Let's appreciate the lesser-known prairie grass, Gama Grass.
Gama Grass, Tripsacum dactyloides, is a warm-season, robust bunchgrass that grows in open grassland areas. It can be found in prairies, as well as growing along the roadside. It is found in west-central and southern Illinois. Gama Grass can grow 5 to 7 feet tall, and an individual bunch can be several feet wide.
One of the most unique identification characteristics for this grass comes later in the growing season. Rather than the leaf blades and stems continuing to grow in a tight bunch (left , the grass will start growing in a way that makes it look like someone came and sat down in the middle of the bunch, pushing the tall blades of grass and stems out to the sides. This growth habit is very distinctive for this grass.
The large leaves easily surpass a foot in length and have a prominent thick white midrib. The leaf blades are very sharp, so be careful when handling this grass. The leaves tend to wrap around and clasp the stems. When you pull a leaf blade back from the stem to find the ligule (which is easier said than done with this grass since the foliage is very thick), you’ll find a ligule made up of short, bristly hairs.
Turkey foot-shaped inflorescence
By far the most recognizable part of this grass is the inflorescence.
- The inflorescence is a raceme, made up of three or more finger-like collections of spikelets, which range from 4 to 10 inches long.
- This grass is monoecious, which means it has separate male and female flowers, but they are on the same plant.
- The female flowers are found at the base of the raceme, and when in flower you can see their stigmas sticking out, looking like red fuzzy tentacles.

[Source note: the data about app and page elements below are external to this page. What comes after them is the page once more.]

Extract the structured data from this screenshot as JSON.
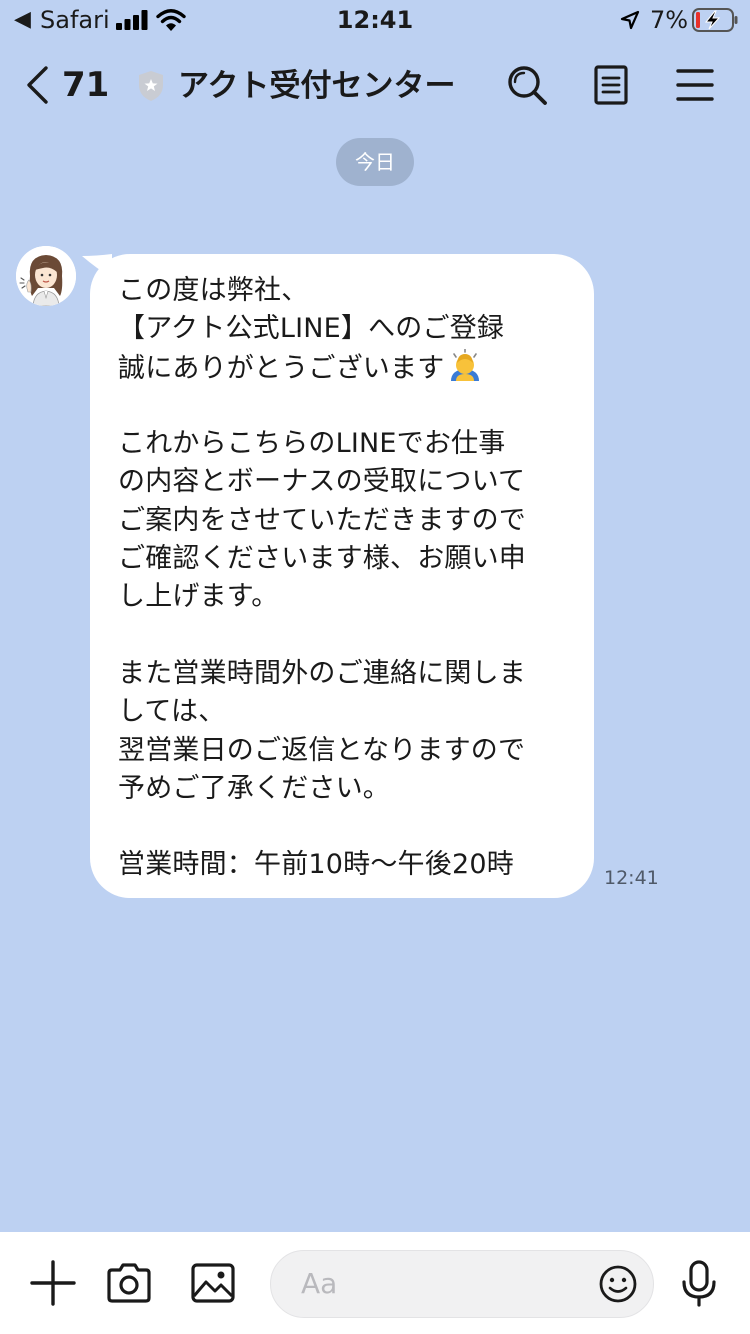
{
  "status_bar": {
    "back_glyph": "◀",
    "app": "Safari",
    "time": "12:41",
    "battery": "7%"
  },
  "header": {
    "back_count": "71",
    "title": "アクト受付センター",
    "icons": [
      "search-icon",
      "notes-icon",
      "menu-icon"
    ]
  },
  "date_separator": "今日",
  "message": {
    "sender_avatar": "avatar-woman",
    "lines": [
      "この度は弊社、",
      "【アクト公式LINE】へのご登録",
      "誠にありがとうございます",
      "",
      "これからこちらのLINEでお仕事",
      "の内容とボーナスの受取について",
      "ご案内をさせていただきますので",
      "ご確認くださいます様、お願い申",
      "し上げます。",
      "",
      "また営業時間外のご連絡に関しま",
      "しては、",
      "翌営業日のご返信となりますので",
      "予めご了承ください。",
      "",
      "営業時間：午前10時〜午後20時"
    ],
    "emoji": "bowing-person",
    "time": "12:41"
  },
  "input_bar": {
    "placeholder": "Aa",
    "icons": [
      "plus-icon",
      "camera-icon",
      "image-icon",
      "emoji-icon",
      "mic-icon"
    ]
  },
  "colors": {
    "chat_background": "#bdd1f2",
    "bubble": "#ffffff",
    "date_pill": "#9fb2cf"
  }
}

- The male flowers can be found on the upper ¾ of the raceme, and when in flower, you can see the orange to brown anthers.